At a glance
The SEC expanded the definition of a smaller reporting company and has changed certain XBRL filing requirements.
Smaller reporting companies
On June 28, the SEC adopted amendments that expanded the definition of a “smaller reporting company” (SRC). Under the amended definition, a registrant would qualify as a SRC if it meets one of following tests:
- Public Float Test: Registrants with less than $250 million in public float as of the last business day of their most recently completed second fiscal quarter (previous threshold was $75 million).
- Revenue Test: Registrants with no public float or public float of less than $700 million, and annual revenues of less than $100 million in the most recently completed fiscal year (previous threshold only applied to companies with no public float and less than $50 million of revenue).
The SEC did not make conforming changes to the definition of an accelerated filer. Rather, the SEC eliminated the automatic exclusion of SRCs in the definitions of accelerated and large accelerated filers. As a result, a registrant could be both an SRC and an accelerated filer. As an accelerated filer, a registrant would be required to obtain an auditor attestation of internal control over financial reporting (ICFR).
SEC Chairman Jay Clayton directed the SEC staff to develop recommendations to the Commission for possible additional changes to the accelerated filer definition, with the focus on potentially reducing the number of companies subject to the auditor attestation requirement of the Sarbanes-Oxley Act.
Consistent with the current SRC definition, a registrant that previously determined it does not qualify as an SRC remains unqualified until it meets one or more lower qualification thresholds based on 80% of the threshold amounts. For example, an entity that previously had a public float above $250 million, would not meet the SRC definition until it had public float less than $200 million.
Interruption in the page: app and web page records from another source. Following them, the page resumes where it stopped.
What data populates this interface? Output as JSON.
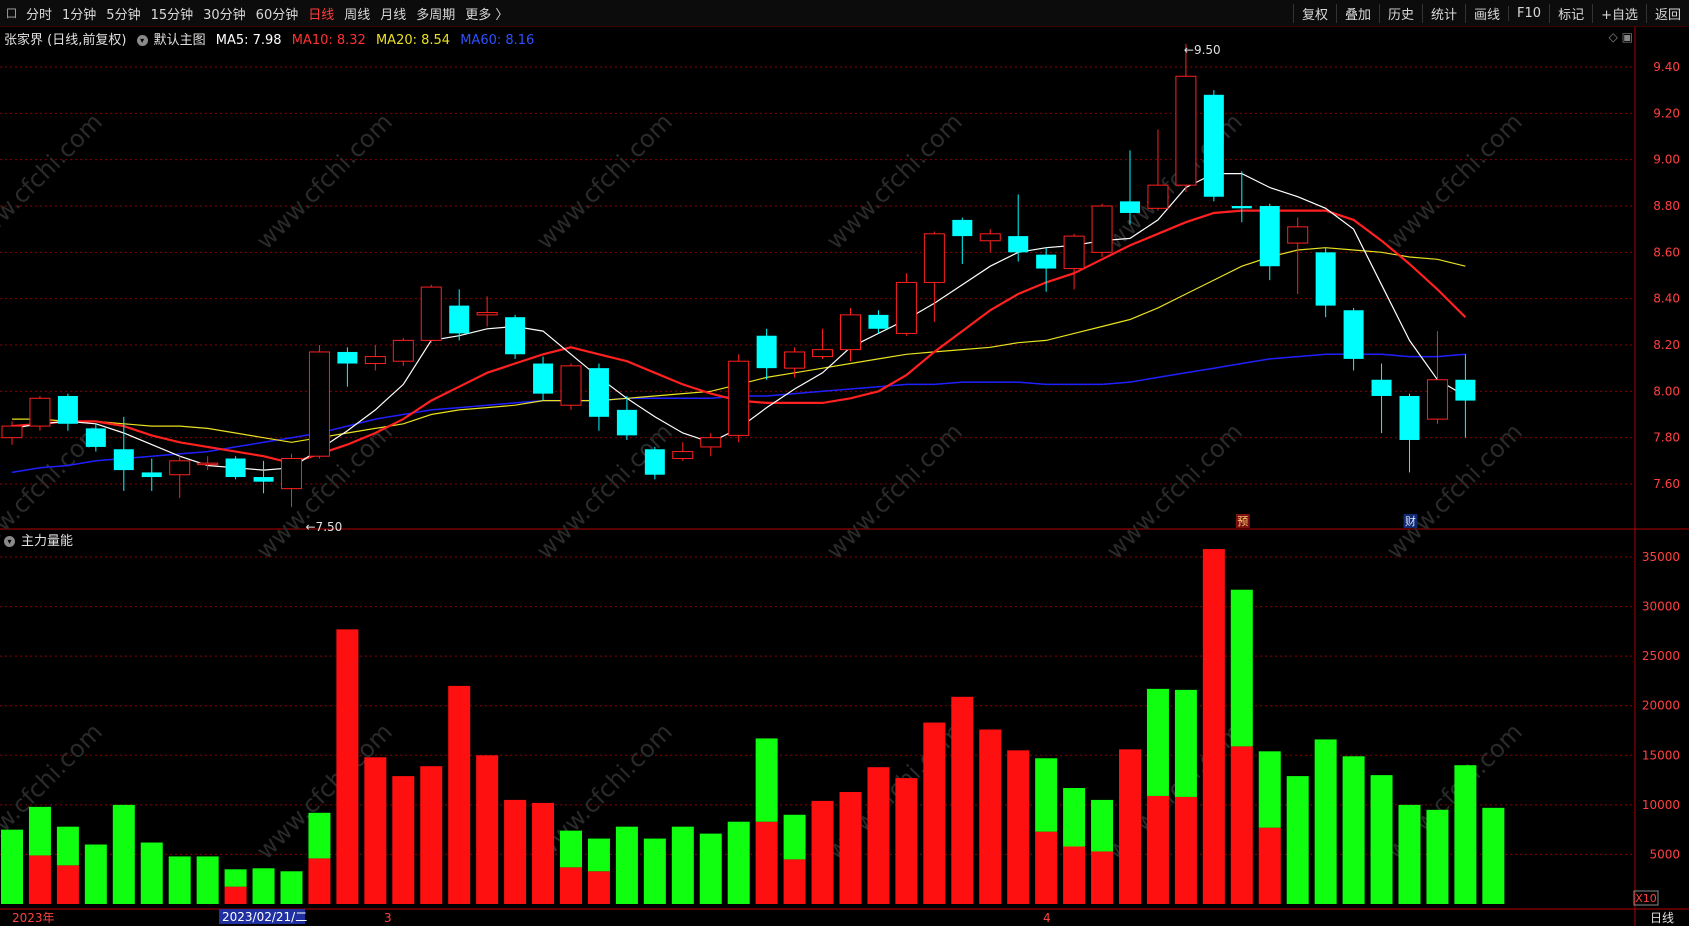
{
  "toolbar": {
    "periods": [
      "分时",
      "1分钟",
      "5分钟",
      "15分钟",
      "30分钟",
      "60分钟",
      "日线",
      "周线",
      "月线",
      "多周期",
      "更多 〉"
    ],
    "active_period": "日线",
    "right_buttons": [
      "复权",
      "叠加",
      "历史",
      "统计",
      "画线",
      "F10",
      "标记",
      "+自选",
      "返回"
    ]
  },
  "legend": {
    "stock_name": "张家界",
    "period_info": "(日线,前复权)",
    "main_indicator": "默认主图",
    "ma5": "MA5: 7.98",
    "ma10": "MA10: 8.32",
    "ma20": "MA20: 8.54",
    "ma60": "MA60: 8.16",
    "volume_indicator": "主力量能"
  },
  "annotations": {
    "high": "9.50",
    "low": "7.50",
    "marker_1": "预",
    "marker_2": "财",
    "x10": "X10",
    "watermark": "www.cfchi.com"
  },
  "bottom": {
    "year_label": "2023年",
    "cursor_date": "2023/02/21/二",
    "month_3": "3",
    "month_4": "4",
    "period_label": "日线"
  },
  "colors": {
    "up": "#ff2020",
    "down": "#00ffff",
    "vol_up": "#ff1010",
    "vol_down": "#10ff10",
    "ma5": "#ffffff",
    "ma10": "#ff2020",
    "ma20": "#e8e020",
    "ma60": "#2020ff",
    "grid": "#8a0000"
  },
  "chart_data": [
    {
      "type": "candlestick",
      "title": "张家界 (日线,前复权)",
      "y_ticks": [
        7.6,
        7.8,
        8.0,
        8.2,
        8.4,
        8.6,
        8.8,
        9.0,
        9.2,
        9.4
      ],
      "ylim": [
        7.42,
        9.58
      ],
      "candles": [
        {
          "o": 7.8,
          "c": 7.85,
          "h": 7.87,
          "l": 7.77
        },
        {
          "o": 7.85,
          "c": 7.97,
          "h": 7.98,
          "l": 7.83
        },
        {
          "o": 7.98,
          "c": 7.86,
          "h": 7.99,
          "l": 7.83
        },
        {
          "o": 7.84,
          "c": 7.76,
          "h": 7.86,
          "l": 7.74
        },
        {
          "o": 7.75,
          "c": 7.66,
          "h": 7.89,
          "l": 7.57
        },
        {
          "o": 7.65,
          "c": 7.63,
          "h": 7.71,
          "l": 7.57
        },
        {
          "o": 7.64,
          "c": 7.7,
          "h": 7.72,
          "l": 7.54
        },
        {
          "o": 7.69,
          "c": 7.69,
          "h": 7.72,
          "l": 7.66
        },
        {
          "o": 7.71,
          "c": 7.63,
          "h": 7.72,
          "l": 7.62
        },
        {
          "o": 7.63,
          "c": 7.61,
          "h": 7.7,
          "l": 7.56
        },
        {
          "o": 7.58,
          "c": 7.71,
          "h": 7.73,
          "l": 7.5
        },
        {
          "o": 7.72,
          "c": 8.17,
          "h": 8.2,
          "l": 7.71
        },
        {
          "o": 8.17,
          "c": 8.12,
          "h": 8.19,
          "l": 8.02
        },
        {
          "o": 8.12,
          "c": 8.15,
          "h": 8.2,
          "l": 8.09
        },
        {
          "o": 8.13,
          "c": 8.22,
          "h": 8.23,
          "l": 8.11
        },
        {
          "o": 8.22,
          "c": 8.45,
          "h": 8.46,
          "l": 8.21
        },
        {
          "o": 8.37,
          "c": 8.25,
          "h": 8.44,
          "l": 8.22
        },
        {
          "o": 8.33,
          "c": 8.34,
          "h": 8.41,
          "l": 8.28
        },
        {
          "o": 8.32,
          "c": 8.16,
          "h": 8.33,
          "l": 8.14
        },
        {
          "o": 8.12,
          "c": 7.99,
          "h": 8.15,
          "l": 7.96
        },
        {
          "o": 7.94,
          "c": 8.11,
          "h": 8.12,
          "l": 7.92
        },
        {
          "o": 8.1,
          "c": 7.89,
          "h": 8.12,
          "l": 7.83
        },
        {
          "o": 7.92,
          "c": 7.81,
          "h": 7.98,
          "l": 7.79
        },
        {
          "o": 7.75,
          "c": 7.64,
          "h": 7.76,
          "l": 7.62
        },
        {
          "o": 7.71,
          "c": 7.74,
          "h": 7.78,
          "l": 7.7
        },
        {
          "o": 7.76,
          "c": 7.8,
          "h": 7.82,
          "l": 7.72
        },
        {
          "o": 7.81,
          "c": 8.13,
          "h": 8.16,
          "l": 7.78
        },
        {
          "o": 8.24,
          "c": 8.1,
          "h": 8.27,
          "l": 8.05
        },
        {
          "o": 8.1,
          "c": 8.17,
          "h": 8.19,
          "l": 8.06
        },
        {
          "o": 8.15,
          "c": 8.18,
          "h": 8.27,
          "l": 8.14
        },
        {
          "o": 8.18,
          "c": 8.33,
          "h": 8.36,
          "l": 8.13
        },
        {
          "o": 8.33,
          "c": 8.27,
          "h": 8.35,
          "l": 8.25
        },
        {
          "o": 8.25,
          "c": 8.47,
          "h": 8.51,
          "l": 8.24
        },
        {
          "o": 8.47,
          "c": 8.68,
          "h": 8.69,
          "l": 8.3
        },
        {
          "o": 8.74,
          "c": 8.67,
          "h": 8.75,
          "l": 8.55
        },
        {
          "o": 8.65,
          "c": 8.68,
          "h": 8.7,
          "l": 8.6
        },
        {
          "o": 8.67,
          "c": 8.6,
          "h": 8.85,
          "l": 8.56
        },
        {
          "o": 8.59,
          "c": 8.53,
          "h": 8.62,
          "l": 8.43
        },
        {
          "o": 8.53,
          "c": 8.67,
          "h": 8.68,
          "l": 8.44
        },
        {
          "o": 8.6,
          "c": 8.8,
          "h": 8.81,
          "l": 8.58
        },
        {
          "o": 8.82,
          "c": 8.77,
          "h": 9.04,
          "l": 8.72
        },
        {
          "o": 8.79,
          "c": 8.89,
          "h": 9.13,
          "l": 8.78
        },
        {
          "o": 8.89,
          "c": 9.36,
          "h": 9.5,
          "l": 8.86
        },
        {
          "o": 9.28,
          "c": 8.84,
          "h": 9.3,
          "l": 8.82
        },
        {
          "o": 8.8,
          "c": 8.79,
          "h": 8.95,
          "l": 8.73
        },
        {
          "o": 8.8,
          "c": 8.54,
          "h": 8.81,
          "l": 8.48
        },
        {
          "o": 8.64,
          "c": 8.71,
          "h": 8.75,
          "l": 8.42
        },
        {
          "o": 8.6,
          "c": 8.37,
          "h": 8.62,
          "l": 8.32
        },
        {
          "o": 8.35,
          "c": 8.14,
          "h": 8.36,
          "l": 8.09
        },
        {
          "o": 8.05,
          "c": 7.98,
          "h": 8.12,
          "l": 7.82
        },
        {
          "o": 7.98,
          "c": 7.79,
          "h": 7.99,
          "l": 7.65
        },
        {
          "o": 7.88,
          "c": 8.05,
          "h": 8.26,
          "l": 7.86
        },
        {
          "o": 8.05,
          "c": 7.96,
          "h": 8.16,
          "l": 7.8
        }
      ],
      "ma5": [
        7.84,
        7.86,
        7.87,
        7.86,
        7.82,
        7.77,
        7.72,
        7.68,
        7.67,
        7.66,
        7.67,
        7.75,
        7.83,
        7.92,
        8.03,
        8.22,
        8.24,
        8.27,
        8.28,
        8.26,
        8.16,
        8.06,
        7.97,
        7.89,
        7.82,
        7.78,
        7.84,
        7.93,
        8.01,
        8.08,
        8.19,
        8.25,
        8.31,
        8.38,
        8.46,
        8.54,
        8.6,
        8.62,
        8.63,
        8.65,
        8.66,
        8.74,
        8.88,
        8.94,
        8.94,
        8.88,
        8.84,
        8.79,
        8.7,
        8.46,
        8.22,
        8.05,
        7.98
      ],
      "ma10": [
        7.85,
        7.86,
        7.87,
        7.87,
        7.85,
        7.81,
        7.78,
        7.76,
        7.74,
        7.72,
        7.69,
        7.73,
        7.77,
        7.82,
        7.88,
        7.96,
        8.02,
        8.08,
        8.12,
        8.16,
        8.19,
        8.16,
        8.13,
        8.08,
        8.03,
        7.99,
        7.96,
        7.95,
        7.95,
        7.95,
        7.97,
        8.0,
        8.07,
        8.17,
        8.26,
        8.35,
        8.42,
        8.47,
        8.51,
        8.57,
        8.63,
        8.68,
        8.73,
        8.77,
        8.78,
        8.78,
        8.78,
        8.78,
        8.74,
        8.65,
        8.55,
        8.44,
        8.32
      ],
      "ma20": [
        7.88,
        7.88,
        7.87,
        7.87,
        7.86,
        7.85,
        7.85,
        7.84,
        7.82,
        7.8,
        7.78,
        7.8,
        7.82,
        7.84,
        7.86,
        7.9,
        7.92,
        7.93,
        7.94,
        7.96,
        7.96,
        7.96,
        7.97,
        7.98,
        7.99,
        8.0,
        8.03,
        8.06,
        8.08,
        8.1,
        8.12,
        8.14,
        8.16,
        8.17,
        8.18,
        8.19,
        8.21,
        8.22,
        8.25,
        8.28,
        8.31,
        8.36,
        8.42,
        8.48,
        8.54,
        8.58,
        8.61,
        8.62,
        8.61,
        8.6,
        8.58,
        8.57,
        8.54
      ],
      "ma60": [
        7.65,
        7.67,
        7.68,
        7.7,
        7.71,
        7.72,
        7.73,
        7.74,
        7.76,
        7.78,
        7.8,
        7.82,
        7.85,
        7.88,
        7.9,
        7.92,
        7.93,
        7.94,
        7.95,
        7.96,
        7.96,
        7.96,
        7.97,
        7.97,
        7.97,
        7.97,
        7.98,
        7.98,
        7.99,
        8.0,
        8.01,
        8.02,
        8.03,
        8.03,
        8.04,
        8.04,
        8.04,
        8.03,
        8.03,
        8.03,
        8.04,
        8.06,
        8.08,
        8.1,
        8.12,
        8.14,
        8.15,
        8.16,
        8.16,
        8.16,
        8.15,
        8.15,
        8.16
      ]
    },
    {
      "type": "bar",
      "title": "主力量能",
      "y_ticks": [
        5000,
        10000,
        15000,
        20000,
        25000,
        30000,
        35000
      ],
      "ylim": [
        0,
        36000
      ],
      "volumes": [
        {
          "total": 7500,
          "red": 0
        },
        {
          "total": 9800,
          "red": 4900
        },
        {
          "total": 7800,
          "red": 3900
        },
        {
          "total": 6000,
          "red": 0
        },
        {
          "total": 10000,
          "red": 0
        },
        {
          "total": 6200,
          "red": 0
        },
        {
          "total": 4800,
          "red": 0
        },
        {
          "total": 4800,
          "red": 0
        },
        {
          "total": 3500,
          "red": 1750
        },
        {
          "total": 3600,
          "red": 0
        },
        {
          "total": 3300,
          "red": 0
        },
        {
          "total": 9200,
          "red": 4600
        },
        {
          "total": 27700,
          "red": 27700
        },
        {
          "total": 14800,
          "red": 14800
        },
        {
          "total": 12900,
          "red": 12900
        },
        {
          "total": 13900,
          "red": 13900
        },
        {
          "total": 22000,
          "red": 22000
        },
        {
          "total": 15000,
          "red": 15000
        },
        {
          "total": 10500,
          "red": 10500
        },
        {
          "total": 10200,
          "red": 10200
        },
        {
          "total": 7400,
          "red": 3700
        },
        {
          "total": 6600,
          "red": 3300
        },
        {
          "total": 7800,
          "red": 0
        },
        {
          "total": 6600,
          "red": 0
        },
        {
          "total": 7800,
          "red": 0
        },
        {
          "total": 7100,
          "red": 0
        },
        {
          "total": 8300,
          "red": 0
        },
        {
          "total": 16700,
          "red": 8300
        },
        {
          "total": 9000,
          "red": 4500
        },
        {
          "total": 10400,
          "red": 10400
        },
        {
          "total": 11300,
          "red": 11300
        },
        {
          "total": 13800,
          "red": 13800
        },
        {
          "total": 12700,
          "red": 12700
        },
        {
          "total": 18300,
          "red": 18300
        },
        {
          "total": 20900,
          "red": 20900
        },
        {
          "total": 17600,
          "red": 17600
        },
        {
          "total": 15500,
          "red": 15500
        },
        {
          "total": 14700,
          "red": 7300
        },
        {
          "total": 11700,
          "red": 5800
        },
        {
          "total": 10500,
          "red": 5300
        },
        {
          "total": 15600,
          "red": 15600
        },
        {
          "total": 21700,
          "red": 10900
        },
        {
          "total": 21600,
          "red": 10800
        },
        {
          "total": 35800,
          "red": 35800
        },
        {
          "total": 31700,
          "red": 15900
        },
        {
          "total": 15400,
          "red": 7700
        },
        {
          "total": 12900,
          "red": 0
        },
        {
          "total": 16600,
          "red": 0
        },
        {
          "total": 14900,
          "red": 0
        },
        {
          "total": 13000,
          "red": 0
        },
        {
          "total": 10000,
          "red": 0
        },
        {
          "total": 9500,
          "red": 0
        },
        {
          "total": 14000,
          "red": 0
        },
        {
          "total": 9700,
          "red": 0
        }
      ]
    }
  ]
}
This provision does not apply for the first fiscal year after effectiveness of the amendments.
Registrants that meet the definition of an SRC qualify for certain reduced disclosure requirements (known as "scaled disclosures"), including:
- Two years of financial statements and corresponding MD&A
- No requirement to submit financial statements of equity affiliates
- No Selected Financial Data, Supplementary Financial Information, and Quantitative and Qualitative Disclosures About Market Risk
- Fewer circumstances requiring pro forma information
- Significantly reduced Executive Compensation disclosure requirements
The scaled disclosure requirements were not changed by the adoption of this rule.
The SEC also amended Rule 3-05 of Regulation S-X to eliminate the requirement for registrants to present financial statements of acquired businesses for the third year if revenue of the acquiree is less than $100 million.
Why is this important?
The changes may reduce compliance costs for existing registrants and companies considering an Initial Public Offering. Chairman Clayton’s request for recommendations for changes to the accelerated filer definition reflects his objective of promoting capital formation for the benefit of Main Street Investors.
The amended rules become effective 60 days after publication in the Federal Register. Registrants should assess whether they meet the definition of an SRC under the new guidelines. After the rule is effective, companies that qualify as an SRC will be eligible to report scaled disclosures immediately.
Inline XBRL filing of tagged data
Also on June 28, the SEC adopted a rule requiring the use of Inline eXtensible Business Reporting Language (XBRL) format for the submission of operating company financial statements and mutual fund risk/return summaries. The amendment eliminated the 15 business day XBRL filing period for fund risk/return summaries and the requirement for filers to post Interactive Data Files on their websites. Inline XBRL allows filers to embed XBRL data directly into an HTML document, eliminating the need to tag a copy of the information in a separate XBRL exhibit. These changes are intended to improve data quality and, over time, reduce the cost of preparing data for submission. The requirements associated with this amendment are effective June 15, 2019 for large accelerated GAAP filers (with adoption in 2020 for accelerated filers, and 2021 for all other filers).